Private jet marketplace Victor is urging other companies in the sector to move towards a more sustainable operating model as non-essential travel in many parts of the world readies to take off again.
Victor said it has already strived to become “the world’s first carbon negative aviation company” and is now calling for others to do the same, supported in the mission by the European Business Aviation Association (EBAA).
The firm is calling for greater transparency over environmental action among players in the private and general aviation sectors, adding that while Covid-19 travel restrictions may have led to a near 57% reduction in CO2 emissions from flights across Europe compared with 2019, according to Eurocontrol, a resumption in travel will soon see that spike again.
Victor founder Clive Jackson is now calling on others to adopt a five-step “Build Back Better” plan, adding that it is the only private jet company to have its own annual flight, emissions and carbon credit purchase data formally audited and published.
Jackson said it was vital the aviation industry take a more “sustainable approach to business and leisure travel”, particularly in private aviation, which has seen an unprecedented increase in new users due to the pandemic.
Since the onset of Covid-19, jet charter has seen large numbers of new users come into the market as flyers try and avoid airport crowds and fly quickly and directly. A survey by McKinsey & Co found 71% of those who had used private aviation since the pandemic lockdowns began in March 2020 intend to continue flying privately once the pandemic eases.
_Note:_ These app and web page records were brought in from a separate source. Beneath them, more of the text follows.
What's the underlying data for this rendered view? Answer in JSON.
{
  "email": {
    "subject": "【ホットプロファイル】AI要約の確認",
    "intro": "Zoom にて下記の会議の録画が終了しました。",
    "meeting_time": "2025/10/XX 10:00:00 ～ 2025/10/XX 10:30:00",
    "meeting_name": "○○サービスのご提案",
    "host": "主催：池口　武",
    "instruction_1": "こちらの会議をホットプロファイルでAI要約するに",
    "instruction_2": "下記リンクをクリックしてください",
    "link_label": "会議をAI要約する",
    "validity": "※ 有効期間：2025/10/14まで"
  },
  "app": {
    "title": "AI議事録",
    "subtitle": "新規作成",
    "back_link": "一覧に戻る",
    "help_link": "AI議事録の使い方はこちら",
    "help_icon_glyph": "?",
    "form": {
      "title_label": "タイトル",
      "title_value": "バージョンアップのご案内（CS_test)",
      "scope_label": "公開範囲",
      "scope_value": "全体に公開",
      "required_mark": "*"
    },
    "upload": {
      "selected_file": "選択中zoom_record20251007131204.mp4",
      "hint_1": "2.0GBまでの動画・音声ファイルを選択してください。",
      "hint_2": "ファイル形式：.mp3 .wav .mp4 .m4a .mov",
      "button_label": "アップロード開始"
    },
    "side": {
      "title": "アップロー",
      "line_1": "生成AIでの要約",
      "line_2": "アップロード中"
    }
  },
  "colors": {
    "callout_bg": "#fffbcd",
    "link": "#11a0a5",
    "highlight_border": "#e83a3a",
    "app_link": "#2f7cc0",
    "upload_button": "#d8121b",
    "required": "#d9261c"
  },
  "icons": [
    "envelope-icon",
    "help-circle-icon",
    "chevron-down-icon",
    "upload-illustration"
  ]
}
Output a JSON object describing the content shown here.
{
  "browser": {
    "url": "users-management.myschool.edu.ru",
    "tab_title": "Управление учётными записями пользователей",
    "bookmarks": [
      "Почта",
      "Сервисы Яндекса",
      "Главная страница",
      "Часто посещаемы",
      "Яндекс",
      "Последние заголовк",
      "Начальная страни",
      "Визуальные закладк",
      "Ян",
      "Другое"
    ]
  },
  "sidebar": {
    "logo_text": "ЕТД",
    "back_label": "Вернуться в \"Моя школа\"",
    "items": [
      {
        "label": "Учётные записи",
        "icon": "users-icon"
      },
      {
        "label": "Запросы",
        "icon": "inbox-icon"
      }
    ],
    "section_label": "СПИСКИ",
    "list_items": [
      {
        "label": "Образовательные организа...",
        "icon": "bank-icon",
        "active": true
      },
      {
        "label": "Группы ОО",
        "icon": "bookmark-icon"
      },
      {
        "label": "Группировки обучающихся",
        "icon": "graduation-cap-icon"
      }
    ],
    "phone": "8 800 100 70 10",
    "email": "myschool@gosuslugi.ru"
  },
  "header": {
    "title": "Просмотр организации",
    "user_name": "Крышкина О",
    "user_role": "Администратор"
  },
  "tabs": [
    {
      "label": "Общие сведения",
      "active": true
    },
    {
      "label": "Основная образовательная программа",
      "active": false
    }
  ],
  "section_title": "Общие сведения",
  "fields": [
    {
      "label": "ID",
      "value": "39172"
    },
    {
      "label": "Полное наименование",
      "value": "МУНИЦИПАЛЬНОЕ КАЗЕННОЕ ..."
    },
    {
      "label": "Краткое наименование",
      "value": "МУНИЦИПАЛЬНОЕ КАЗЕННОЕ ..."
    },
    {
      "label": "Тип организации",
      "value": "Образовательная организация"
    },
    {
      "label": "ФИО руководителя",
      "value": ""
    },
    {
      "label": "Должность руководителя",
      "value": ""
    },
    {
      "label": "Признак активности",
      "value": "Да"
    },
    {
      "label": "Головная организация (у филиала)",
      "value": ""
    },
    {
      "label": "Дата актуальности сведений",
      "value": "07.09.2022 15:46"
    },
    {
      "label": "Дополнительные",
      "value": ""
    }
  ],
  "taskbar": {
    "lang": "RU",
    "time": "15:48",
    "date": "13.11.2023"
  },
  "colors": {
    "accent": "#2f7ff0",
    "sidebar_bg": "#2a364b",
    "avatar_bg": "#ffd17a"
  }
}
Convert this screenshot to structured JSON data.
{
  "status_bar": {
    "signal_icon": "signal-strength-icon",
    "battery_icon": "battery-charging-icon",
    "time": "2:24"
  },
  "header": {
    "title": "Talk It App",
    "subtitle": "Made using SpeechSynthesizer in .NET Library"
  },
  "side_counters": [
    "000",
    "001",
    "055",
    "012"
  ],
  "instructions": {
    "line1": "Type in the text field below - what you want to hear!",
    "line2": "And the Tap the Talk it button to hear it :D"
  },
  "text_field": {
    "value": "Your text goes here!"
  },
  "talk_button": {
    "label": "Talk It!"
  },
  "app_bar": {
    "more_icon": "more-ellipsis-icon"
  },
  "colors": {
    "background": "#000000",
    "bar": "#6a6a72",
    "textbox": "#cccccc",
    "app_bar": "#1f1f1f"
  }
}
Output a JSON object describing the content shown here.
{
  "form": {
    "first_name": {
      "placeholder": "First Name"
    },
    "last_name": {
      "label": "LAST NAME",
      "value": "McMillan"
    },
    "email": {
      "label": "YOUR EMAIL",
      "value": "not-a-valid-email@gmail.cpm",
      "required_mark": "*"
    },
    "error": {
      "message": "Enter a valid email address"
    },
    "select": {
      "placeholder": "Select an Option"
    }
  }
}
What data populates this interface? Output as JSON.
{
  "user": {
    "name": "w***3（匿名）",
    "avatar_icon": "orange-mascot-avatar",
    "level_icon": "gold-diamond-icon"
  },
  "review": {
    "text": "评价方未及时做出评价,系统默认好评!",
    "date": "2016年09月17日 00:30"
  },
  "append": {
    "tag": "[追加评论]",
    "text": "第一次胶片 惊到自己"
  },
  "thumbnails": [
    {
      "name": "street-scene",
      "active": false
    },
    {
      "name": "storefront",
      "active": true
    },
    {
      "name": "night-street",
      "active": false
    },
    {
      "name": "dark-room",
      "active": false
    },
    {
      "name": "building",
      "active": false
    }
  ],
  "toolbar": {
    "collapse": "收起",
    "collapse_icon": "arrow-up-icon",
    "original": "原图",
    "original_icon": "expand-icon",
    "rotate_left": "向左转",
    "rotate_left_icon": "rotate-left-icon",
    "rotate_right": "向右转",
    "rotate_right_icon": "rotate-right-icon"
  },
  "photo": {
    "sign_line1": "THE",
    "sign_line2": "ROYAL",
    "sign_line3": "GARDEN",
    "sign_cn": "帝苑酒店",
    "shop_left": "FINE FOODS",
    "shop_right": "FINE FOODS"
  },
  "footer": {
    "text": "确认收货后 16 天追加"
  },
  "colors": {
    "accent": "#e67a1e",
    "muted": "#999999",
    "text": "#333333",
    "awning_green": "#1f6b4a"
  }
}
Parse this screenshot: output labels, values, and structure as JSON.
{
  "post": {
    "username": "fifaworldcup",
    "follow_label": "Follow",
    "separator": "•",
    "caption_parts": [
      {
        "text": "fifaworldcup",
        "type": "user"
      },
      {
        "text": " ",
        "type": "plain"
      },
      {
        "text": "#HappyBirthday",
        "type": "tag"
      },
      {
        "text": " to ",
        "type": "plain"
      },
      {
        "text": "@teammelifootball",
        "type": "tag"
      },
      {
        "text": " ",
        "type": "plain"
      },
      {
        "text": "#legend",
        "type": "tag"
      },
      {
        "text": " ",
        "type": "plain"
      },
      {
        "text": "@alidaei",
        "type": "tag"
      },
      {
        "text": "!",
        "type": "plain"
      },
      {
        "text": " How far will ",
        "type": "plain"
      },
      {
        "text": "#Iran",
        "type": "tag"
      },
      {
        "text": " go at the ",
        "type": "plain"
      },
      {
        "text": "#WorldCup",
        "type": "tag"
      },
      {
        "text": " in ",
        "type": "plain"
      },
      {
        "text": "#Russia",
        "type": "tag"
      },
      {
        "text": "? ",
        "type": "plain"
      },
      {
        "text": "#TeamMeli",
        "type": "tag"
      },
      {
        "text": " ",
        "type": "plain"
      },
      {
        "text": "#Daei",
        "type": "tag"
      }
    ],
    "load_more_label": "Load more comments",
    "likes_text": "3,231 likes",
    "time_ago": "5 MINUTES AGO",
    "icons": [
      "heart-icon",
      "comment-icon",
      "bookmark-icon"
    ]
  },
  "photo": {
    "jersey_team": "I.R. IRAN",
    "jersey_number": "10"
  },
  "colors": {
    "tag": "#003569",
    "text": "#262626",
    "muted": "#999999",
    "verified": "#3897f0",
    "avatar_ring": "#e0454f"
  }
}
“The opening of national borders and air corridors will see the massive pent-up demand for international travel rise exponentially,” said Jackson. “Particularly as airlines struggle to re-introduce the breadth and diversity of routes they once operated. The ability to choose how you travel comes with the added responsibility to protect our society and the future of our planet.”
Victor itself experienced a 139% year-on-year growth in new bookers for its on-demand jet charter service in the first two months of 2021 alone.
“We cannot overlook the fact that a private jet emits up to 20 times more CO2 per passenger mile than a commercial airliner,” added Jackson. “Operators, brokers, and customers must accept that the privilege they enjoy comes with certain obligations. I am adamant that every private jet flight must be carbon negative by a significant order of magnitude. Every passenger should remove more carbon than they emit, and this commitment and claim must be verifiable and open to scrutiny by others.”
Victor said its own credentials show how every flight since 2019 has been 200% carbon offset at a minimum, with fuel burn data provided by RocketRoute and carbon credits brokered by Vertis Environmental Finance and South Pole.
“Today we can offer a mix of sustainable synthetic fuel, smart tech and UN-approved carbon sequestration programmes as a range of verifiable mitigation options that go hand in hand with the freedom to choose how we wish to travel,” said Jackson.
The Build Back Better plan encompasses five key areas – investing in consumer awareness of carbon footprints; investment in reduction innovations and sustainable aviation fuel with the aim of every flight being beyond carbon neutral; investing in high-quality accredited carbon offsetting around nature-based solutions; going beyond net zero for every transaction; and third-party verification and disclosure.
Victor said its strategy gives all private aviation businesses “a simple framework by which they can demonstrate their commitment to building a more sustainable industry”.
“The EBAA supports Victor’s Build Back Better framework and in particular welcomes their call for third party verification and full transparency on environmental investments made by private aviation businesses,” said Robert Baltus, chief operating officer at EBAA.
“Since Victor took its carbon reduction programme worldwide in 2019 and started mandating a 200% carbon offset on every flight, we encourage others in business aviation to follow their lead. The next hill for business aviation to climb is the utilisation of sustainable aviation fuel [SAF] on a greater scale. We look forward to working alongside Victor and other EBAA members to develop a SAF roadmap and engage the industry to adopt it,” added Baltus.